Same with the microphone, although god help me if I can think of anyone at the Guitar Hero parties I went to who could carry a tune well enough not to make a complete fool out of themselves. They'll do it, but they won't like it, then they'll make you do it, too. By the end of the evening, everyone will have taken a turn, and will slink home feeling slightly ashamed and a little confused. As if they feel like they should have enjoyed themselves, but for some reason didn't. Like paying for sex in a foreign country. I call this Karaoke Revolution syndrome.
I understand the theory is people will get together and have the experience of making music together and feel the way real musicians feel when they are actually in a band and actually making music. Don't get me wrong, I totally get the theory. I just think it's bullshit. People playing these games don't feel like they're actually making music because they aren't. They're playing a game, and the emotional response they get is as from playing a game. Period. Playing music is hard. It takes work. Which is why, when it all comes together, every member of the band is clicking together and the notes just feel right, it seems so magical. There's nothing magical about punching a plastic button in time with a metronomic display on a television screen. At best, it's merely awesome. Even on the plastic drum kit.

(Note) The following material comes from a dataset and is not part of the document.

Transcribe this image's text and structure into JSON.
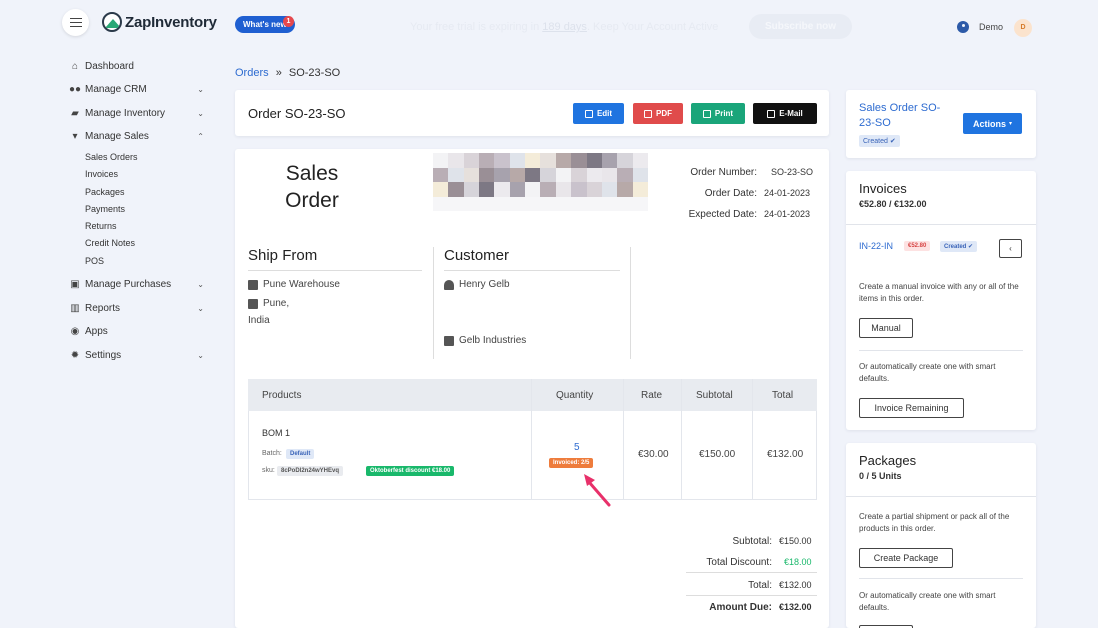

I heard someone in the office recently say about Rock Band, "Man, this isn't like sitting around in your living room playing on a plastic instrument and pretending to play the guitar. This is real." Yeah, man. Listen, I've slapped my thighs in tune to the music sitting in the car at red lights. I've banged my table like it was a snare drum. I've tapped an actual drum stick to the rubber surface of a plastic drum kit. Hell, I've even tried my hand at the drums. But no matter how much Rock Band I play, I'm not a drummer. I'll never be the drummer. I'm just the guy who hangs out with the band.
Guitar Hero III, the latest edition of the franchise that started it all, isn't much better. Used to be you just picked up your guitar and played a song. Now, with the challenge modes and the tricks and powerups there's strategy involved. It's like playing Cowboys and Indians with the kid who insists on making up rules. "Indians can't go past Billy's yard or they're dead. Cowboys have to start blindfolded." Screw that. It's Cowboys and Indians, man. You run around and shoot each other. Done.
I suppose I felt the same way the first time I played a deathmatch with specialized rules. In fact, I know I did. It's like when the guys on the Halo or whatever server are like "OK, now this isn't in the rules, so you have to remember to ..." and that's whenh I check out.. I don't log on to remember some kid's made-up rules. I log on to kill. Guitar Hero III makes me feel the same way. I don't pick up my plastic axe to play Deliverance banjo showdown with Tom Morello. I'm there to play.
I suppose I could go back to the old classics. Guitar Hero II is still a fine game, as is the original, and the new guitar controllers are fantastic. But the last time I played, something was gone. It just wasn't the same. I was overly conscious that I was just pressing buttons to the beat. I was better at it, but it wasn't as much fun. I didn't feel like a rock star anymore. I didn't even feel like the guy hanging out with the band. I just felt like a 30-something year old douchebag with a living room full of plastic guitars. Maybe it's just me.
Russ Pitts grew up wanting to be a mechanic. True story. His blog can be found at www.falsegravity.com